One of the great pleasures of working in a library is finding great, little known books and recommending them to friends and customers. About eight years ago I stumbled upon a reprint of a novel originally published in the mid-sixties called Stoner by John Williams. I fell in love with this story of a poor farm boy who discovers a love of literature and devotes himself to teaching English at a small university. The book was written in such a way that, before I knew it, I found myself caring more for the protagonist than I ever cared for a fictional character.
Stoner is in many ways a sad novel, but I found inspiration in it as well. I have been recommending it to readers ever since and almost always people come back to tell me it is one of the best novels they have ever read. I have often wondered why this book is not widely known about, but have come to accept that not all great books get the attention they deserve.
However, in the past few years something amazing has happened – Stoner has become a bestselling book right across Europe. In 2011, almost fifty years after its original publication and over fifteen years since the death of its author, Stoner became a phenomenon in France, Holland and Italy, selling hundreds of thousands of copies.

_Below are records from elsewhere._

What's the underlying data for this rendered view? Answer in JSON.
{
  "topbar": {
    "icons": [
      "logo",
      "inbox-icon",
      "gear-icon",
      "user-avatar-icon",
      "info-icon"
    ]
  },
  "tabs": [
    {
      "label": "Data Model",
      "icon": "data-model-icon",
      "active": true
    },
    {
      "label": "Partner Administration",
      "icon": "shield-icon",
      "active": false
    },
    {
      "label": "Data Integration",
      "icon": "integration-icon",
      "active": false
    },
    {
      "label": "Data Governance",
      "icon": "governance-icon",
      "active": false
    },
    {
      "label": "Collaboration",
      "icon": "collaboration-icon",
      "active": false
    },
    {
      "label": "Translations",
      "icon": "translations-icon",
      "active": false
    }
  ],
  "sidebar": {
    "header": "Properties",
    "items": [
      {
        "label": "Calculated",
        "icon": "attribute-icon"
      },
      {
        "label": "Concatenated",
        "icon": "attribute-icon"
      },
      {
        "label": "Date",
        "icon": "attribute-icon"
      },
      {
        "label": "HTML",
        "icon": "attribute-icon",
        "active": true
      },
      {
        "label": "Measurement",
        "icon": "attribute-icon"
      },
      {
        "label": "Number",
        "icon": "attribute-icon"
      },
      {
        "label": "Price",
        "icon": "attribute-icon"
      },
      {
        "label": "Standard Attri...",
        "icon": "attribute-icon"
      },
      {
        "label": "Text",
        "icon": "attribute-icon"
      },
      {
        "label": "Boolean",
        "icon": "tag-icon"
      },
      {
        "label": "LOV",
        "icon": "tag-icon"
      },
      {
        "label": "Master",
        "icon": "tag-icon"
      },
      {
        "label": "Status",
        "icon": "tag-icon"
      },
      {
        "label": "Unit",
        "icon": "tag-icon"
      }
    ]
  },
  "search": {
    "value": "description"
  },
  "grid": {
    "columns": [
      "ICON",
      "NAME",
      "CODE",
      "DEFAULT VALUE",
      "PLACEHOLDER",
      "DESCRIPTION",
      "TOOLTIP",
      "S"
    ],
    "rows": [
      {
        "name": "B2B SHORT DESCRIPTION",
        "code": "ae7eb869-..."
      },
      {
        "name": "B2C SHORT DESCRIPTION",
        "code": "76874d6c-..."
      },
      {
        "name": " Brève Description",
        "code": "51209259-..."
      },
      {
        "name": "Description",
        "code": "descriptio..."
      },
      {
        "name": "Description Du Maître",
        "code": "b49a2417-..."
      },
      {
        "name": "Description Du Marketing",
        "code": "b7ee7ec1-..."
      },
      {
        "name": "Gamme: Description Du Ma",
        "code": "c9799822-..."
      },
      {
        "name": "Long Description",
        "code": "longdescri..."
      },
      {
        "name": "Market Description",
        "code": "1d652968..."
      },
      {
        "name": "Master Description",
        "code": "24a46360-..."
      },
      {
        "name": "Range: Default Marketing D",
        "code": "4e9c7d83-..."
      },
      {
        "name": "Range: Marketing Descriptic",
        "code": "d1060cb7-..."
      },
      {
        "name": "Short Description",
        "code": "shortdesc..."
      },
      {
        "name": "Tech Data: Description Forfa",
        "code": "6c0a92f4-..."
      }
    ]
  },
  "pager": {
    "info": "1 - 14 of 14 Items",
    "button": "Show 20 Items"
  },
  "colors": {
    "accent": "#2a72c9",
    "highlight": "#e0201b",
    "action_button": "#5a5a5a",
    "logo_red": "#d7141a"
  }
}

This year it has become the book to read in England – being named Book of the Year by Waterstones booksellers, and last week the novelist Julian Barnes wrote an article in the Guardian outlining why Stoner was the must-read novel of 2013.
Stoner mania has yet to catch on in North America in quite the same way, however the Globe and Mail recently did an article on the book, which has certainly stirred up a good deal of interest. I have noticed that suddenly there is a waiting list for the copies available from the Calgary Public Library, and my bookselling friends tell me they have sold numerous copies in the last couple weeks. So why not put your name down on the waiting list to read it now? I can almost guarantee that you’ll be glad you did.
- Tyler at Louise Riley Library